I didn’t see or hear this anywhere on Monday:
You probably didn’t, either. There wasn’t even the obligatory “Has Martin Luther King’s dream been realized?” newspaper or TV story.
We didn’t even try.
America has regressed. The fight for freedom and equality has taken a few rounds off. Monday, January 16, 2017, was a day off for schools, banks and a few more random observers. The rest of America conducted business as usual; the very thing Dr. King warned us against in his famous speech.
The NBA played a full slate of games. Cavs vs. Warriors was the marquee matchup. Draymond Green continued his almost nonstop antics with a flagrant foul on LeBron James. Sports networks were abuzz with commentary about Steelers coach Mike Tomlin and his “salty” language about the New England Patriots.
There were marches, celebrations and other gatherings in honor of Dr. King, but they were in the usual places and conducted by the usual people. Our vigilance has given way to complacency.

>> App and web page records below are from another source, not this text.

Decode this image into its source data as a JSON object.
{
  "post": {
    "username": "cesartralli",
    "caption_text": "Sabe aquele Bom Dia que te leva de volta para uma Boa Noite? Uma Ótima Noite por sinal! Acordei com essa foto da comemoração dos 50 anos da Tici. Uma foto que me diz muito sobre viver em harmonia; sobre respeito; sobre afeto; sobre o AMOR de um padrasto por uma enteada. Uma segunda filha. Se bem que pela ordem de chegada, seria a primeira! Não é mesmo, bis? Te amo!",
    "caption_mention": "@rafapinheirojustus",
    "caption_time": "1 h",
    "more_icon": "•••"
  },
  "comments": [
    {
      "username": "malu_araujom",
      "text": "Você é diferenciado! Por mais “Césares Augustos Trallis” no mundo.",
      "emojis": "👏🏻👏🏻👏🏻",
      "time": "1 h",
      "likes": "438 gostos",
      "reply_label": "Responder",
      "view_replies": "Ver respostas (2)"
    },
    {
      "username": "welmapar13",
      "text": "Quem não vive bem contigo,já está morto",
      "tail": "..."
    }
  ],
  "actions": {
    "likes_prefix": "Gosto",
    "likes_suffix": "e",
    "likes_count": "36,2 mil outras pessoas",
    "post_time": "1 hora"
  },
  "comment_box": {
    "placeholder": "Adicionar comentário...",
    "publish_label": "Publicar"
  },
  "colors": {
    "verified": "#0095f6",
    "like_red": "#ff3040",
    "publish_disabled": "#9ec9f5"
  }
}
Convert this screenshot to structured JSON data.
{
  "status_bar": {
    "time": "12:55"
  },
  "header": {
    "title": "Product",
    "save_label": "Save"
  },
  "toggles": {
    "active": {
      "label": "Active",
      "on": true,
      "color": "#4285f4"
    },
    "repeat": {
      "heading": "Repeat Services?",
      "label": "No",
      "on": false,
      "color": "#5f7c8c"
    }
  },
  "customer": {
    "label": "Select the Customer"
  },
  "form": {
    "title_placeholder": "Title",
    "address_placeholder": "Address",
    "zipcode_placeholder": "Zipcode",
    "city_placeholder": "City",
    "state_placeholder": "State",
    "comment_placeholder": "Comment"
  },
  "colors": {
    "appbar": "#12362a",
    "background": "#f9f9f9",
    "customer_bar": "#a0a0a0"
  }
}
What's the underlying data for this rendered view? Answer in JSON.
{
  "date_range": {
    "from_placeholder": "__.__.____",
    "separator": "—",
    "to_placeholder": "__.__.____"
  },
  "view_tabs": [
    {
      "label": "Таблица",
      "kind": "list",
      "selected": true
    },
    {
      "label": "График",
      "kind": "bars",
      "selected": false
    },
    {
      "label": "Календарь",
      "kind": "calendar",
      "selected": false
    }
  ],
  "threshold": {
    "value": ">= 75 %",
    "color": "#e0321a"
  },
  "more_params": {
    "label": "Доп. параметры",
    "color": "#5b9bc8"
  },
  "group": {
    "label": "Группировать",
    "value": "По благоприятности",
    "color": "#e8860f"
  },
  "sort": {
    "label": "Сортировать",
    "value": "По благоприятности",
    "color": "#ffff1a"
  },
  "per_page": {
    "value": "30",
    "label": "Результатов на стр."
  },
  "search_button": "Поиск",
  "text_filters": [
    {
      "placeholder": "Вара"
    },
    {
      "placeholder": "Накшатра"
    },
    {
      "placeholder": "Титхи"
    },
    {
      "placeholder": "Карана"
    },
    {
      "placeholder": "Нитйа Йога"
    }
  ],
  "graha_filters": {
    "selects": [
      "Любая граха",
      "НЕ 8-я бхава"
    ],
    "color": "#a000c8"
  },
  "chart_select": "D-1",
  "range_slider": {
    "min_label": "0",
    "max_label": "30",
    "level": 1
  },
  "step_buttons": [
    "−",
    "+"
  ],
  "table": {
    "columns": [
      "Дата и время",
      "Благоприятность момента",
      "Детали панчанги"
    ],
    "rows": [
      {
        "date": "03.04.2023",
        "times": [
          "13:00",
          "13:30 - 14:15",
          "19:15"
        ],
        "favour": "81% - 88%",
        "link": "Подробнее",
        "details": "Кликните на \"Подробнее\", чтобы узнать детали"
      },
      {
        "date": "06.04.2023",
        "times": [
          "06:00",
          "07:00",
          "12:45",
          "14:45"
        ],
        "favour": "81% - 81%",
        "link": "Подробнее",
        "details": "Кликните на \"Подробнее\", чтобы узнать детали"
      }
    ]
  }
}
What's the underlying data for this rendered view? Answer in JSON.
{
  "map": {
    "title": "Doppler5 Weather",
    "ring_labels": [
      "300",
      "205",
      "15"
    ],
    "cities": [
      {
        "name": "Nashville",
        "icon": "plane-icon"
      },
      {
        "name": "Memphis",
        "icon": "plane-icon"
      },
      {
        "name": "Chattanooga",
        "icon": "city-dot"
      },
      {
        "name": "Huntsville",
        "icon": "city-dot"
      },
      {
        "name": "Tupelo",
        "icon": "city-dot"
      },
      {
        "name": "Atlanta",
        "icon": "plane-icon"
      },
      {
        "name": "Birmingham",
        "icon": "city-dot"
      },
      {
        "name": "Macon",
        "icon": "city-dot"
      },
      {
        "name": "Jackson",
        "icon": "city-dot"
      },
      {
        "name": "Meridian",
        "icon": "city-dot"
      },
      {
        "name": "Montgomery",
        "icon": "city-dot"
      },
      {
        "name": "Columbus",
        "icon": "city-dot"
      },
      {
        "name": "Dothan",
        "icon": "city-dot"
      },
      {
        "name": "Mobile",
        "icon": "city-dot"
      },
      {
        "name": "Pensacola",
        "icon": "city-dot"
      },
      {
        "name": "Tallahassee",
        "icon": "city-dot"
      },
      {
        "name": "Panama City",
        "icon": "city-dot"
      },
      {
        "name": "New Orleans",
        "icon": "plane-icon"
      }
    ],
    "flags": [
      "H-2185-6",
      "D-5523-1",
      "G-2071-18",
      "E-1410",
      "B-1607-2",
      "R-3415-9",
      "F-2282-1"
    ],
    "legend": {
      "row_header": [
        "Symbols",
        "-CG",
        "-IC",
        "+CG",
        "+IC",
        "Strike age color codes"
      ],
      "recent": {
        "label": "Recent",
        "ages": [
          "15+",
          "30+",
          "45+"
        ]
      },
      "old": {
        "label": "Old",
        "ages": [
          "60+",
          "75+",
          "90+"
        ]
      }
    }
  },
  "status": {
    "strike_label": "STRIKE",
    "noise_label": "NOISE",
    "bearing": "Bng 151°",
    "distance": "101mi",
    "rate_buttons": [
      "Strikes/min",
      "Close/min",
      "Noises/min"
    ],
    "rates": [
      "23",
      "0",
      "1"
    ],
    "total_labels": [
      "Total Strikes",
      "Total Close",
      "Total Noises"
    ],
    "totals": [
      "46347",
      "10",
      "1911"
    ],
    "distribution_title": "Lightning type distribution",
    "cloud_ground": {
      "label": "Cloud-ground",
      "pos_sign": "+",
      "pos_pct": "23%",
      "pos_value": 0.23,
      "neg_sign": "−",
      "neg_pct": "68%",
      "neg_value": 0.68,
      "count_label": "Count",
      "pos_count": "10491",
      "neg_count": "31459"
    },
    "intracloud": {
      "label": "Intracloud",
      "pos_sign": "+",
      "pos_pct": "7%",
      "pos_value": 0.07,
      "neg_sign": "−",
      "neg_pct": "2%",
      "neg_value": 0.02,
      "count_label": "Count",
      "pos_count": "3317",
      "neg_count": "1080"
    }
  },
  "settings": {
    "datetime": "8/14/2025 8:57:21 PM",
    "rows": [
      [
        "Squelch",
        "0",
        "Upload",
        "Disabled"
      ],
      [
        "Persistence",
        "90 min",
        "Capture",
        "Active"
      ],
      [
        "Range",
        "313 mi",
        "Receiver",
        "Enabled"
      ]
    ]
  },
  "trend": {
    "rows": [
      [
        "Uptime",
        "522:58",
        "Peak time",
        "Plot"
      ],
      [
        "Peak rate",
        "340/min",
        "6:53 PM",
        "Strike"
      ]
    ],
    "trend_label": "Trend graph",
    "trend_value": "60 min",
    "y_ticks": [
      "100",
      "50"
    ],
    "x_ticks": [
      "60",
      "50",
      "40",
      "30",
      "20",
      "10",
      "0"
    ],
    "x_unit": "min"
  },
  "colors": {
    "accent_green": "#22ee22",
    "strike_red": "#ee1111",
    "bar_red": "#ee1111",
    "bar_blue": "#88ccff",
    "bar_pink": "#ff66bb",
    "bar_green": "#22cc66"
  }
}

I took my family to see the movie Hidden Figures during the holiday weekend. In part, it tells the story of Katherine Johnson, the brilliant NASA mathematician and physicist, who helped calculate John Glenn’s historic space flight aboard the Friendship 7 in 1962.
John Glenn was in my science books, history books and part of the political sphere when he became a United States Senator. Katherine Johnson, the black woman who made sure he didn’t wind up space brisket, wasn’t even a footnote.
Freedom is a constant struggle that requires daily effort. Indifference is the breeding ground for injustice. Simply put, when you don’t care, you don’t care.
MLK Day is not a holiday just for black people and social justice warriors. It is a day for all Americans to observe and appreciate the very high cost of freedom. Lives have been lost in the name of freedom in foreign wars and on our own soil.
Don’t let Dr. King’s legacy be lost to “back in the day.” Some millionaire athletes, a good movie and even an African-American President of the United States mean nothing if the children on Mehl Avenue in north St. Louis County and the children on Mehl Avenue in south St. Louis County never meet and never play together.
Yesterday was a sad day in our country. Please don’t let it happen again.